Kathy Osborn’s cinematic paintings hark back to the 1950s and 60s, when a boom in wealth in the post-war era glorified consumption and the practice of traditional domestic roles. This time period has been depicted in art and culture in countless ways, often with a strong sense of longing for “simpler times”. Osborn’s work, however, lacks this nostalgia. She addresses the darkness of the nuclear age that was buried beneath layers of cultural repression. Osborn captures women’s domestic isolation through stark shadows and voyeuristic angles, implying that one is not meant to see these scenes of women sitting in darkness, confined to their homes, absent from the public sphere. Osborn composes her works from miniatures that she meticulously arranges and photographs, producing starkly photographic yet strangely physical paintings that haunt and disorient the viewer.
Amy Greenan’s geometric interiors reference how the passage of time leaves its mark on domestic spaces. The only occupants in her rooms are the geometric shapes of light and dark, referencing forms no longer present, like a chalk outline at a crime scene. Greenan initially constructs her paintings very simply, with empty, minimal structures and cells confronting the viewer.
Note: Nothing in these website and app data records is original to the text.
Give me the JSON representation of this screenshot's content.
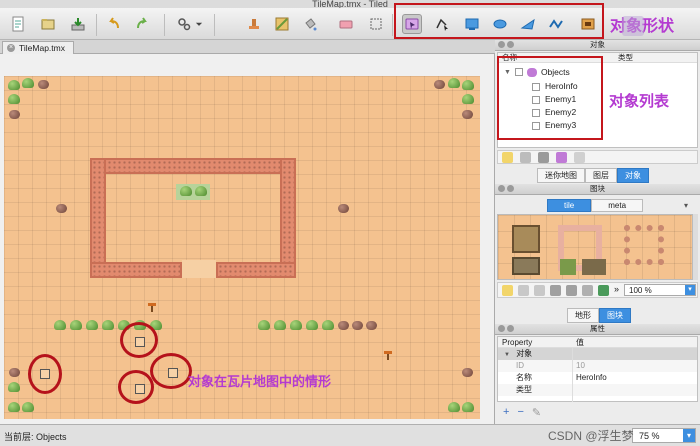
{
  "window": {
    "title": "TileMap.tmx - Tiled"
  },
  "document_tab": {
    "label": "TileMap.tmx"
  },
  "annotations": {
    "shapes": "对象形状",
    "list": "对象列表",
    "map": "对象在瓦片地图中的情形"
  },
  "objects_panel": {
    "title": "对象",
    "col_name": "名称",
    "col_type": "类型",
    "layer": "Objects",
    "items": [
      "HeroInfo",
      "Enemy1",
      "Enemy2",
      "Enemy3"
    ],
    "tabs": [
      "迷你地图",
      "图层",
      "对象"
    ],
    "active_tab": "对象"
  },
  "tileset_panel": {
    "title": "图块",
    "tabs": [
      "tile",
      "meta"
    ],
    "active_tab": "tile",
    "zoom": "100 %",
    "bottom_tabs": [
      "地形",
      "图块"
    ],
    "active_bottom_tab": "图块"
  },
  "properties_panel": {
    "title": "属性",
    "col_property": "Property",
    "col_value": "值",
    "group": "对象",
    "rows": [
      {
        "name": "ID",
        "value": "10"
      },
      {
        "name": "名称",
        "value": "HeroInfo"
      },
      {
        "name": "类型",
        "value": ""
      }
    ]
  },
  "status_bar": {
    "current_layer": "当前层: Objects",
    "zoom": "75 %"
  },
  "watermark": "CSDN @浮生梦",
  "colors": {
    "accent": "#3d8fe0",
    "annotation": "#b43ad1",
    "highlight": "#c4161c",
    "ground": "#f4c28f"
  }
}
However, the more one tries to make sense of the space, the more unclear it becomes. Walls begin at the ceiling and plummet beyond the floor’s threshold, reflections of light bounce off of invisible structures and opposing colors shimmer next to each other making shapes float and move on the canvas. Greenan's paintings depict both the stability of the interior as a symbol, and the formlessness of personal histories.
Alie Smith began studying interiors as a way to better understand the dynamics of abuse and traumatic memory. Her paintings, which border on abstraction and representation, are based off of photographs from her childhood and found images from crime scenes. Smith depicts how memories imprint themselves upon the architecture of intimate spaces and everyday objects. Her paintings are characterized by moments of airiness and light, interrupted by voids of matte black that confront the viewer. These patterns mimic the structure of traumatic memory, where one has access only to bits and pieces of the past. Smith’s interiors investigate how intimate spaces, which once offered security can come to represent confinement.
Emily LaCour explores the human qualities of the interior and its relationship to collective memory. She films the staged interiors in various Antebellum period museums, as well as her bed in her own bedroom, then paints from the stills of the videos. Her process of capturing and recapturing is reflected in the ghostly physicality of her paintings. The rooms LaCour depicts are haunted by personal and inherited memory, where the past mixes and sometimes clashes with present life. Absence is also a common theme in LaCour’s work. There is no obvious sign of human presence, no figures or personal objects. Instead, she focuses on the emotional traces people leave behind; smears of darkness like overlapping shadows left on the wall, or swaths of bright light, as if the architecture itself were being erased.